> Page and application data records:
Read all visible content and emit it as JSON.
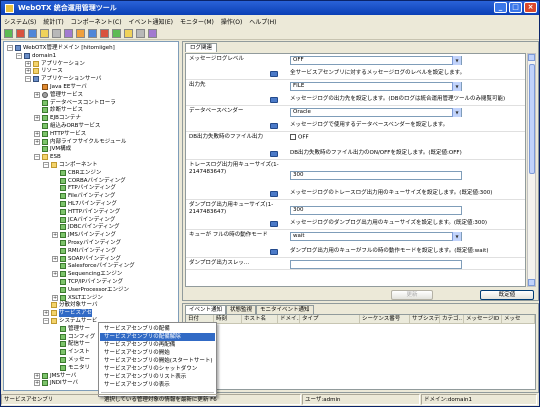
{
  "window": {
    "title": "WebOTX 統合運用管理ツール"
  },
  "menubar": [
    "システム(S)",
    "統計(T)",
    "コンポーネント(C)",
    "イベント通知(E)",
    "モニター(M)",
    "操作(O)",
    "ヘルプ(H)"
  ],
  "tree": [
    {
      "label": "WebOTX管理ドメイン [hitomiigeh]",
      "icon": "server-icon",
      "exp": "−",
      "indent": 0
    },
    {
      "label": "domain1",
      "icon": "server-icon",
      "exp": "−",
      "indent": 1
    },
    {
      "label": "アプリケーション",
      "icon": "folder-icon",
      "exp": "+",
      "indent": 2
    },
    {
      "label": "リソース",
      "icon": "folder-icon",
      "exp": "+",
      "indent": 2
    },
    {
      "label": "アプリケーションサーバ",
      "icon": "server-icon",
      "exp": "−",
      "indent": 2
    },
    {
      "label": "Java EEサーバ",
      "icon": "java-icon",
      "exp": "",
      "indent": 3
    },
    {
      "label": "管理サービス",
      "icon": "gear-icon",
      "exp": "+",
      "indent": 3
    },
    {
      "label": "データベースコントローラ",
      "icon": "comp-icon",
      "exp": "",
      "indent": 3
    },
    {
      "label": "診断サービス",
      "icon": "comp-icon",
      "exp": "",
      "indent": 3
    },
    {
      "label": "EJBコンテナ",
      "icon": "comp-icon",
      "exp": "+",
      "indent": 3
    },
    {
      "label": "組込みORBサービス",
      "icon": "comp-icon",
      "exp": "",
      "indent": 3
    },
    {
      "label": "HTTPサービス",
      "icon": "comp-icon",
      "exp": "+",
      "indent": 3
    },
    {
      "label": "内部ライフサイクルモジュール",
      "icon": "comp-icon",
      "exp": "+",
      "indent": 3
    },
    {
      "label": "JVM構成",
      "icon": "comp-icon",
      "exp": "",
      "indent": 3
    },
    {
      "label": "ESB",
      "icon": "folder-icon",
      "exp": "−",
      "indent": 3
    },
    {
      "label": "コンポーネント",
      "icon": "folder-icon",
      "exp": "−",
      "indent": 4
    },
    {
      "label": "CBRエンジン",
      "icon": "comp-icon",
      "exp": "",
      "indent": 5
    },
    {
      "label": "CORBAバインディング",
      "icon": "comp-icon",
      "exp": "",
      "indent": 5
    },
    {
      "label": "FTPバインディング",
      "icon": "comp-icon",
      "exp": "",
      "indent": 5
    },
    {
      "label": "Fileバインディング",
      "icon": "comp-icon",
      "exp": "",
      "indent": 5
    },
    {
      "label": "HL7バインディング",
      "icon": "comp-icon",
      "exp": "",
      "indent": 5
    },
    {
      "label": "HTTPバインディング",
      "icon": "comp-icon",
      "exp": "",
      "indent": 5
    },
    {
      "label": "JCAバインディング",
      "icon": "comp-icon",
      "exp": "",
      "indent": 5
    },
    {
      "label": "JDBCバインディング",
      "icon": "comp-icon",
      "exp": "",
      "indent": 5
    },
    {
      "label": "JMSバインディング",
      "icon": "comp-icon",
      "exp": "+",
      "indent": 5
    },
    {
      "label": "Proxyバインディング",
      "icon": "comp-icon",
      "exp": "",
      "indent": 5
    },
    {
      "label": "RMIバインディング",
      "icon": "comp-icon",
      "exp": "",
      "indent": 5
    },
    {
      "label": "SOAPバインディング",
      "icon": "comp-icon",
      "exp": "+",
      "indent": 5
    },
    {
      "label": "Salesforceバインディング",
      "icon": "comp-icon",
      "exp": "",
      "indent": 5
    },
    {
      "label": "Sequencingエンジン",
      "icon": "comp-icon",
      "exp": "+",
      "indent": 5
    },
    {
      "label": "TCP/IPバインディング",
      "icon": "comp-icon",
      "exp": "",
      "indent": 5
    },
    {
      "label": "UserProcessorエンジン",
      "icon": "comp-icon",
      "exp": "",
      "indent": 5
    },
    {
      "label": "XSLTエンジン",
      "icon": "comp-icon",
      "exp": "+",
      "indent": 5
    },
    {
      "label": "分散対象サーバ",
      "icon": "folder-icon",
      "exp": "",
      "indent": 4
    },
    {
      "label": "サービスアセ",
      "icon": "folder-icon",
      "exp": "+",
      "indent": 4
    },
    {
      "label": "システムサービ",
      "icon": "folder-icon",
      "exp": "−",
      "indent": 4
    },
    {
      "label": "管理サー",
      "icon": "comp-icon",
      "exp": "",
      "indent": 5
    },
    {
      "label": "コンフィグ",
      "icon": "comp-icon",
      "exp": "",
      "indent": 5
    },
    {
      "label": "配信サー",
      "icon": "comp-icon",
      "exp": "",
      "indent": 5
    },
    {
      "label": "インスト",
      "icon": "comp-icon",
      "exp": "",
      "indent": 5
    },
    {
      "label": "メッセー",
      "icon": "comp-icon",
      "exp": "",
      "indent": 5
    },
    {
      "label": "モニタリ",
      "icon": "comp-icon",
      "exp": "",
      "indent": 5
    },
    {
      "label": "JMSサーバ",
      "icon": "comp-icon",
      "exp": "+",
      "indent": 3
    },
    {
      "label": "JNDIサーバ",
      "icon": "comp-icon",
      "exp": "+",
      "indent": 3
    }
  ],
  "right_tab": "ログ関連",
  "properties": [
    {
      "label": "メッセージログレベル",
      "value": "OFF",
      "type": "select",
      "desc": "全サービスアセンブリに対するメッセージログのレベルを設定します。"
    },
    {
      "label": "出力先",
      "value": "FILE",
      "type": "select",
      "desc": "メッセージログの出力先を設定します。(DBのログは統合運用管理ツールのみ閲覧可能)"
    },
    {
      "label": "データベースベンダー",
      "value": "Oracle",
      "type": "select",
      "desc": "メッセージログで使用するデータベースベンダーを設定します。"
    },
    {
      "label": "DB出力失敗時のファイル出力",
      "value": "OFF",
      "type": "check",
      "desc": "DB出力失敗時のファイル出力のON/OFFを設定します。(既定値:OFF)"
    },
    {
      "label": "トレースログ出力用キューサイズ(1-2147483647)",
      "value": "300",
      "type": "text",
      "desc": "メッセージログのトレースログ出力用のキューサイズを設定します。(既定値:300)"
    },
    {
      "label": "ダンプログ出力用キューサイズ(1-2147483647)",
      "value": "300",
      "type": "text",
      "desc": "メッセージログのダンプログ出力用のキューサイズを設定します。(既定値:300)"
    },
    {
      "label": "キューが フルの時の動作モード",
      "value": "wait",
      "type": "select",
      "desc": "ダンプログ出力用のキューがフルの時の動作モードを設定します。(既定値:wait)"
    },
    {
      "label": "ダンプログ出力スレッ...",
      "value": "",
      "type": "text",
      "desc": ""
    }
  ],
  "buttons": {
    "update": "更新",
    "default": "既定値"
  },
  "bottom_tabs": [
    "イベント通知",
    "状態監視",
    "モニタイベント通知"
  ],
  "event_columns": [
    "日付",
    "時刻",
    "ホスト名",
    "ドメイ..",
    "タイプ",
    "シーケンス番号",
    "サブシステ..",
    "カテゴ..",
    "メッセージID",
    "メッセ"
  ],
  "context_menu": [
    "サービスアセンブリの配備",
    "サービスアセンブリの配備解除",
    "サービスアセンブリの再配備",
    "サービスアセンブリの開始",
    "サービスアセンブリの開始(スタートサート)",
    "サービスアセンブリのシャットダウン",
    "サービスアセンブリのリスト表示",
    "サービスアセンブリの表示",
    "",
    "選択している管理対象の情報を最新に更新  F6"
  ],
  "status": {
    "left": "サービスアセンブリ",
    "user": "ユーザ:admin",
    "domain": "ドメイン:domain1"
  }
}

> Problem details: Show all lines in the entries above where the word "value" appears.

> Reply to the task:
      "value": "OFF",
      "value": "FILE",
      "value": "Oracle",
      "value": "OFF",
      "value": "300",
      "value": "300",
      "value": "wait",
      "value": "",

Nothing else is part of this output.